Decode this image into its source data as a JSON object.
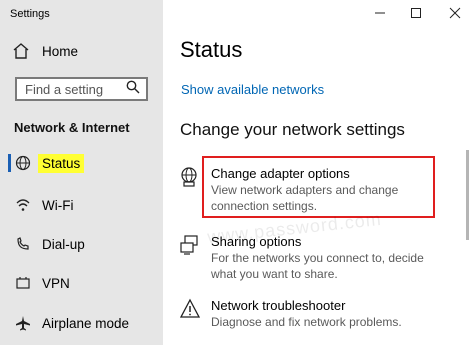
{
  "window": {
    "title": "Settings"
  },
  "sidebar": {
    "home_label": "Home",
    "search_placeholder": "Find a setting",
    "section_heading": "Network & Internet",
    "items": [
      {
        "label": "Status",
        "icon": "globe-icon",
        "selected": true
      },
      {
        "label": "Wi-Fi",
        "icon": "wifi-icon"
      },
      {
        "label": "Dial-up",
        "icon": "phone-icon"
      },
      {
        "label": "VPN",
        "icon": "vpn-icon"
      },
      {
        "label": "Airplane mode",
        "icon": "airplane-icon"
      }
    ]
  },
  "main": {
    "title": "Status",
    "link_label": "Show available networks",
    "section_heading": "Change your network settings",
    "options": [
      {
        "title": "Change adapter options",
        "description": "View network adapters and change connection settings.",
        "icon": "network-adapter-icon"
      },
      {
        "title": "Sharing options",
        "description": "For the networks you connect to, decide what you want to share.",
        "icon": "sharing-icon"
      },
      {
        "title": "Network troubleshooter",
        "description": "Diagnose and fix network problems.",
        "icon": "warning-icon"
      }
    ]
  },
  "watermark": "www.password.com",
  "colors": {
    "accent": "#0066b4",
    "highlight": "#ffff33",
    "annotation": "#e01e1e"
  }
}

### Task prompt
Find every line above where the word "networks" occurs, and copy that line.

### Task output
    "link_label": "Show available networks",
        "description": "For the networks you connect to, decide what you want to share.",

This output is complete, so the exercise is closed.